Looking at the listing below, how many lines include "screenshot"? Answer with the number only.

▸ **Extracted material**
┄┄┄┄┄┄┄┄┄┄┄┄┄┄┄┄┄┄┄┄
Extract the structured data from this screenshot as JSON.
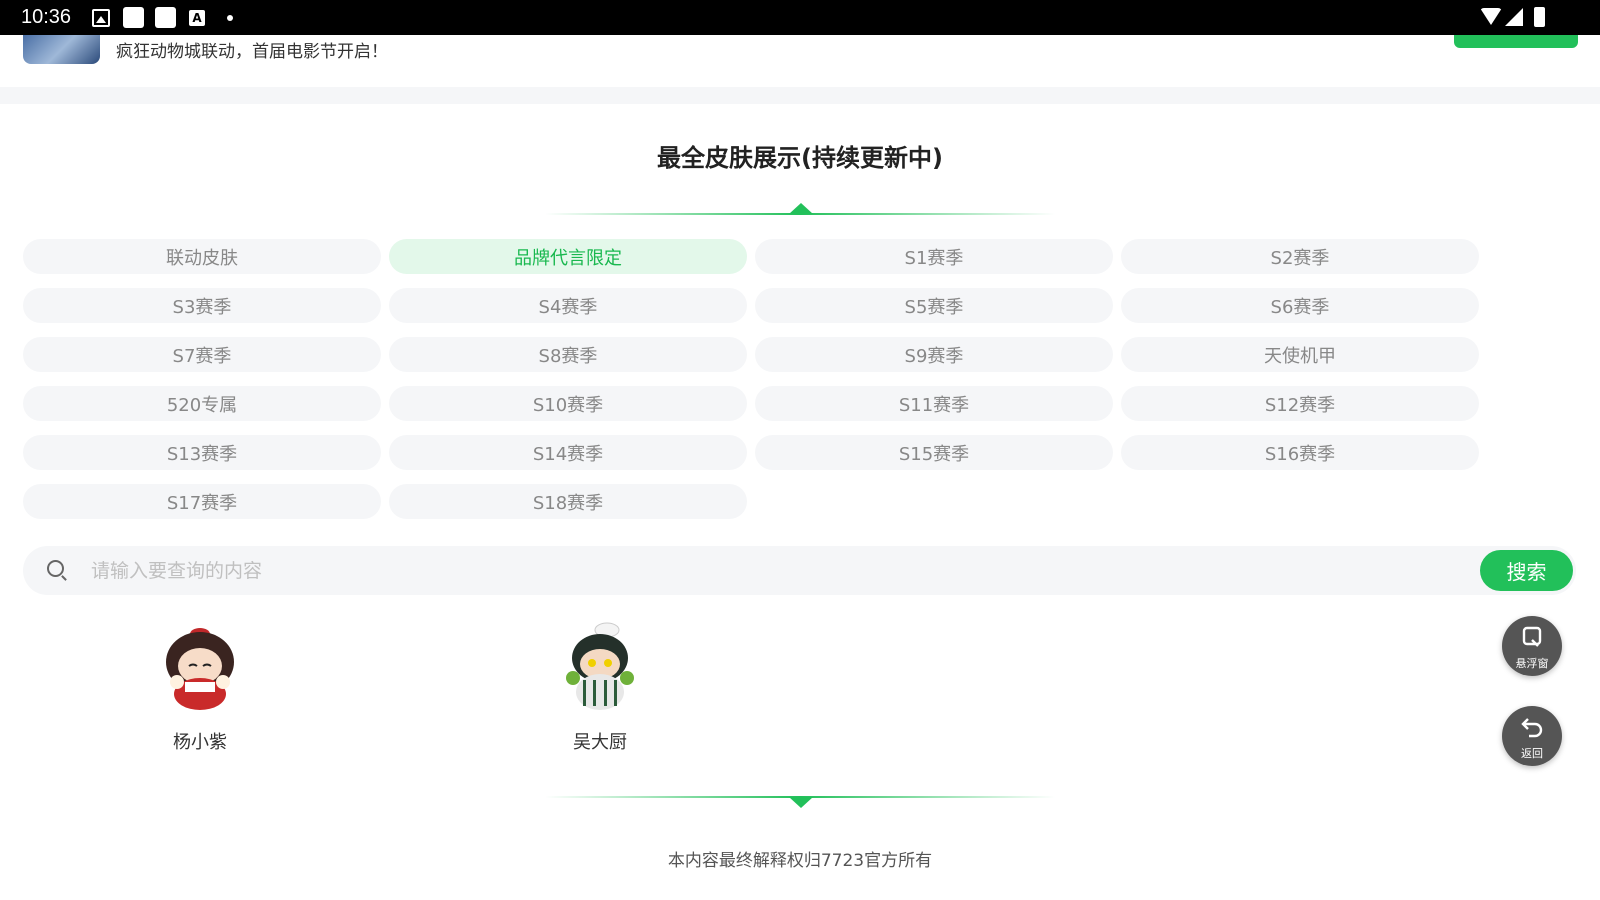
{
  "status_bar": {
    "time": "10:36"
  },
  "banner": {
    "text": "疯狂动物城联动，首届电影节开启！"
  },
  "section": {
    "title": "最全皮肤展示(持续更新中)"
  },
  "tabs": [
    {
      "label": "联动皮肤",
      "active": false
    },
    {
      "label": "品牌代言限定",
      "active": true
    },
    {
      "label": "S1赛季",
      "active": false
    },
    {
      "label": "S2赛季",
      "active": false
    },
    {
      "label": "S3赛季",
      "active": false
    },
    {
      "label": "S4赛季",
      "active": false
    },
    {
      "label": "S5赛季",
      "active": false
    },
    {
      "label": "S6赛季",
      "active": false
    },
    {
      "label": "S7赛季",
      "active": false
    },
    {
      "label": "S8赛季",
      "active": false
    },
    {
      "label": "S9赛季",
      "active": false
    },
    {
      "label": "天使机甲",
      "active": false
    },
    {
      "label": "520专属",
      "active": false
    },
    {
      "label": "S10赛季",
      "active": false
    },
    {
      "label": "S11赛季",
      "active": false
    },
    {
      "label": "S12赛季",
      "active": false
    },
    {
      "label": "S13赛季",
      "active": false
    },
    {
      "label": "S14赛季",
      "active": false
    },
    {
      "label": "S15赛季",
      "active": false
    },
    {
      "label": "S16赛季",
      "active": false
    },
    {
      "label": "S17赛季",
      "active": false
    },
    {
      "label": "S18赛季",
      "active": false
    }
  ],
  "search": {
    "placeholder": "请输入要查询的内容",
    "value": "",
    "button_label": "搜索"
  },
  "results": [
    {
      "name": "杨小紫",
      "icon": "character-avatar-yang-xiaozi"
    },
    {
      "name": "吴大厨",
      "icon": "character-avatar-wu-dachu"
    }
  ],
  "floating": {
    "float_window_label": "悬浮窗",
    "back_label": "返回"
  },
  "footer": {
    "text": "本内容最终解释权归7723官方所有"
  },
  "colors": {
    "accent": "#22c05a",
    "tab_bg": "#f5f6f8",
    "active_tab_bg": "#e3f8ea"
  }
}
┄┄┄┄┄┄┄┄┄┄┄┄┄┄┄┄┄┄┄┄
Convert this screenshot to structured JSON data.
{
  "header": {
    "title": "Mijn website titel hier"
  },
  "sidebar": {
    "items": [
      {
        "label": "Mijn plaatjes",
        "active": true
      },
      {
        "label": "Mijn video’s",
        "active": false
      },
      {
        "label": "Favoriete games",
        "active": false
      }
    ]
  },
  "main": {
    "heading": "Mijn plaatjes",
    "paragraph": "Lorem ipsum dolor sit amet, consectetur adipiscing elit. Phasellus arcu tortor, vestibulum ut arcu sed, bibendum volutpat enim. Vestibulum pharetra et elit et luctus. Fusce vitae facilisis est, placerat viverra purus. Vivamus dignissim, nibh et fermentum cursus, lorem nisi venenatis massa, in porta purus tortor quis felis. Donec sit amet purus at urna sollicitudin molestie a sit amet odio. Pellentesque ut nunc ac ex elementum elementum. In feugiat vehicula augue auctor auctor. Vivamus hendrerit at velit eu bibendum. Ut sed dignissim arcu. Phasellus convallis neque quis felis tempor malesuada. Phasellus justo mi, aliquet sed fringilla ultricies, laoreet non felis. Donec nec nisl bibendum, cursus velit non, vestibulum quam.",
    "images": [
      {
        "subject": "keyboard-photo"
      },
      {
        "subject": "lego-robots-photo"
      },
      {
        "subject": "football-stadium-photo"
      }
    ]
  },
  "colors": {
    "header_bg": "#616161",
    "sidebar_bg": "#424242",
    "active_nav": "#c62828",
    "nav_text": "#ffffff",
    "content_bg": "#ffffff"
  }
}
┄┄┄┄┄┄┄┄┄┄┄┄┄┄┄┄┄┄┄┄
▸ **Answer to the exercise**
2